Could you please find each line in the records that contains the word "range" and copy it?

***** Data for this task *****

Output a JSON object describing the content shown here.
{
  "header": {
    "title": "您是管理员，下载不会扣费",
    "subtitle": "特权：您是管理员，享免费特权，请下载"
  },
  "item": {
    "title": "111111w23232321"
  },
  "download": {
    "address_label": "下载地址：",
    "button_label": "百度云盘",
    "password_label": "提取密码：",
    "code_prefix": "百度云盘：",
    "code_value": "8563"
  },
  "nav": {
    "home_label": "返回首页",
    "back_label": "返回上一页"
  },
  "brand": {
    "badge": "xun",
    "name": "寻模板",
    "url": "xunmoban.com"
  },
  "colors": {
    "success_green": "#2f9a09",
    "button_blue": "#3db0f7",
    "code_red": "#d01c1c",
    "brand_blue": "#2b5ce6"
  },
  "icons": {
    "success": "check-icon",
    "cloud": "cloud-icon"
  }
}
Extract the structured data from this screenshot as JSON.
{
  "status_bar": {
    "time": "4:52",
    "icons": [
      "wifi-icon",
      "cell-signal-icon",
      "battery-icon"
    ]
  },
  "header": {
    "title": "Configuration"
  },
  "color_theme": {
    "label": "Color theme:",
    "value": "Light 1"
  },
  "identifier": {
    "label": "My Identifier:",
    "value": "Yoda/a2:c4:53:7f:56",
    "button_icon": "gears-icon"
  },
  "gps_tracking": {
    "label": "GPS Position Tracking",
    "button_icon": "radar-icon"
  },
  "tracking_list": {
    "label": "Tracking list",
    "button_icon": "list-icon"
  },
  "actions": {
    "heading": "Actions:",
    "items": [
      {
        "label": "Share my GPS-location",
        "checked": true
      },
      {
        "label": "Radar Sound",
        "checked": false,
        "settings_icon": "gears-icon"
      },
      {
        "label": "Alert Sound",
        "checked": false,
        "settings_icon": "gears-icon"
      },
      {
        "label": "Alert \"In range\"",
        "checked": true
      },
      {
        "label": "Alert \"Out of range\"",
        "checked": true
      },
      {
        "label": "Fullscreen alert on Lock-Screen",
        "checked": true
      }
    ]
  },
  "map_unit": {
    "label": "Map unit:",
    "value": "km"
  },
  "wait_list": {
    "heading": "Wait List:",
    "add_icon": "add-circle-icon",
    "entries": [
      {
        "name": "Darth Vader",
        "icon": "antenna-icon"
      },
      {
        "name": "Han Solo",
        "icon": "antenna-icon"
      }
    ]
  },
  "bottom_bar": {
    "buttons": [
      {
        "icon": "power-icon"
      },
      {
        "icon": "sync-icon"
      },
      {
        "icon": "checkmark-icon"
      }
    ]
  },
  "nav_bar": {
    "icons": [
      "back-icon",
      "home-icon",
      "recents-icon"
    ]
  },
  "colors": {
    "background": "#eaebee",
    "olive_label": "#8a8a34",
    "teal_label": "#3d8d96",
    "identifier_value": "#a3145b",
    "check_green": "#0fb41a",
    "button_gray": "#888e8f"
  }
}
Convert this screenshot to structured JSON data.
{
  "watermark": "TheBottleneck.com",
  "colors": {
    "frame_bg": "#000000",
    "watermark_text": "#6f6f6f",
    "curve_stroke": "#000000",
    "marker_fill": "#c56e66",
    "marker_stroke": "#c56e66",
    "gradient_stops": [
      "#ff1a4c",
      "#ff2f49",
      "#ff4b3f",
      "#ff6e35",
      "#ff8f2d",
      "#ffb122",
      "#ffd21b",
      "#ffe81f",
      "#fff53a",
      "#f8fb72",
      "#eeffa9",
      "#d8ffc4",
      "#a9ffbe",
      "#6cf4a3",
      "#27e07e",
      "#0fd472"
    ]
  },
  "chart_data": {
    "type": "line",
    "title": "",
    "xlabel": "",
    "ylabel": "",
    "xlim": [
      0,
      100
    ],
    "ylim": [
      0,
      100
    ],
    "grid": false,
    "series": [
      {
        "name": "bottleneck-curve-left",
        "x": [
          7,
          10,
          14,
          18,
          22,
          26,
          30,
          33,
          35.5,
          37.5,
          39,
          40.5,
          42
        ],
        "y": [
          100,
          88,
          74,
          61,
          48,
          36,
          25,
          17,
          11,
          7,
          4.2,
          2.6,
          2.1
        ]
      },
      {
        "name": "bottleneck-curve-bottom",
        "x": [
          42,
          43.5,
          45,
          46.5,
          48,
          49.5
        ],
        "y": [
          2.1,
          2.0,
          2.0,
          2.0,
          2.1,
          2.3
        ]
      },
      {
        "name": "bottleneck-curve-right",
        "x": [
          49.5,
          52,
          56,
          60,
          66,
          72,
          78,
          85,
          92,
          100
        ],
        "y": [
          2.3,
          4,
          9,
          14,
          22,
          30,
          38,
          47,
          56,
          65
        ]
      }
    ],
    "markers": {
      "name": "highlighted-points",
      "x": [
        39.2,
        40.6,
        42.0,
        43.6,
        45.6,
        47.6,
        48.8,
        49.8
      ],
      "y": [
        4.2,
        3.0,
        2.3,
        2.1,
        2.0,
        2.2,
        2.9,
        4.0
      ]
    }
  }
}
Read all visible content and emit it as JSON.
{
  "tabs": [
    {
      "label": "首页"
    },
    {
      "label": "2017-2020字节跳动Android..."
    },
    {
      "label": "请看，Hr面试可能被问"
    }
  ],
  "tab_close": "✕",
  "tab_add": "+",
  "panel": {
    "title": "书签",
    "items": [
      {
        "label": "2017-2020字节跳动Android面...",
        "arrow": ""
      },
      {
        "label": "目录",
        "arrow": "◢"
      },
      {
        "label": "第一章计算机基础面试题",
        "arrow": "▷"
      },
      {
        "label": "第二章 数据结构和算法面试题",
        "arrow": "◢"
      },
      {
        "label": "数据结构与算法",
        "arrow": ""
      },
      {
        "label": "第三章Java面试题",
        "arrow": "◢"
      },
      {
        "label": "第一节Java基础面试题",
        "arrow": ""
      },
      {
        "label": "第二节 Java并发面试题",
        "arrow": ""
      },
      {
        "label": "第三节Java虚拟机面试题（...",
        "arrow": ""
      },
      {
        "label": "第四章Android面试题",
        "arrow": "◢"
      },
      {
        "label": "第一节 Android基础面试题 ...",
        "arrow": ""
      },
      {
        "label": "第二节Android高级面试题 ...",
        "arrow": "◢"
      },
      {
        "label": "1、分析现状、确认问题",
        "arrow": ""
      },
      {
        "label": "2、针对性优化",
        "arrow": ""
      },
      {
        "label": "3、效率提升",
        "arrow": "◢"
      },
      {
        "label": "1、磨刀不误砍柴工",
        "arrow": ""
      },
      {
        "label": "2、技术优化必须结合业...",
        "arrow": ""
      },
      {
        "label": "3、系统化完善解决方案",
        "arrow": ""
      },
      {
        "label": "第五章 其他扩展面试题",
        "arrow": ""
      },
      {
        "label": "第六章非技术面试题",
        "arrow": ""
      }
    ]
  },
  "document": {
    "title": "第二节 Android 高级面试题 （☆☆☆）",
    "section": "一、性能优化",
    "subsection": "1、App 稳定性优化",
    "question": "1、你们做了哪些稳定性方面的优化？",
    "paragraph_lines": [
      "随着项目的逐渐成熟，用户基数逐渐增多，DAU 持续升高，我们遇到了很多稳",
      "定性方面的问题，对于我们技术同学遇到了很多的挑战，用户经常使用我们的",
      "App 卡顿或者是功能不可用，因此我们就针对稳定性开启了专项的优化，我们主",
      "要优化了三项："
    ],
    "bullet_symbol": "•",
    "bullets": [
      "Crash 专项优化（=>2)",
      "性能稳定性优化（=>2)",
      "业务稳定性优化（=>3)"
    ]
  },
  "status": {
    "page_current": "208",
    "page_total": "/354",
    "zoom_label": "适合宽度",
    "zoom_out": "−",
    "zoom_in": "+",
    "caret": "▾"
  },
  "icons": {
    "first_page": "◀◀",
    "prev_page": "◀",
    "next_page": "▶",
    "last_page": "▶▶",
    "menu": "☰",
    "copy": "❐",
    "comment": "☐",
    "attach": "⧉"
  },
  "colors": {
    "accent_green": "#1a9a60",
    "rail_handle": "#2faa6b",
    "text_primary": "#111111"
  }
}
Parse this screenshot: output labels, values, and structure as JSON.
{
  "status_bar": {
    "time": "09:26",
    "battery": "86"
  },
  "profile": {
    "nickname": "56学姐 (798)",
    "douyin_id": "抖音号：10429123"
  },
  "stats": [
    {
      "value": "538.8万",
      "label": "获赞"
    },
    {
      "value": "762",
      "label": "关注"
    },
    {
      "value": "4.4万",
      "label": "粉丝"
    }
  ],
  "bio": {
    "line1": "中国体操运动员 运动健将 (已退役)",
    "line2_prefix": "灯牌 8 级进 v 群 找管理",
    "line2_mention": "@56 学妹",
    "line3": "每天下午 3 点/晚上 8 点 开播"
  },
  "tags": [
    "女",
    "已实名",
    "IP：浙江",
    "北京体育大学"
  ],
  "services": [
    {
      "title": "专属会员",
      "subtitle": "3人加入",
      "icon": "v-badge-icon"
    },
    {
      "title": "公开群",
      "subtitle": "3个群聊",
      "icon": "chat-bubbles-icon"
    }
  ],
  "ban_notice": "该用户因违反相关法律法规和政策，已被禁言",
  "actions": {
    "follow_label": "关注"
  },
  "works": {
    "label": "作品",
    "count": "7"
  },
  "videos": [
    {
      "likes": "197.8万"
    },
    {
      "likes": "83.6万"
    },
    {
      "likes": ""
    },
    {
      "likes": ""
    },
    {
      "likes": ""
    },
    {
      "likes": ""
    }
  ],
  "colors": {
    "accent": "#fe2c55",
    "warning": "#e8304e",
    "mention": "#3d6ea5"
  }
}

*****

--- Worked solution ---
        "label": "Alert \"In range\"",
        "label": "Alert \"Out of range\"",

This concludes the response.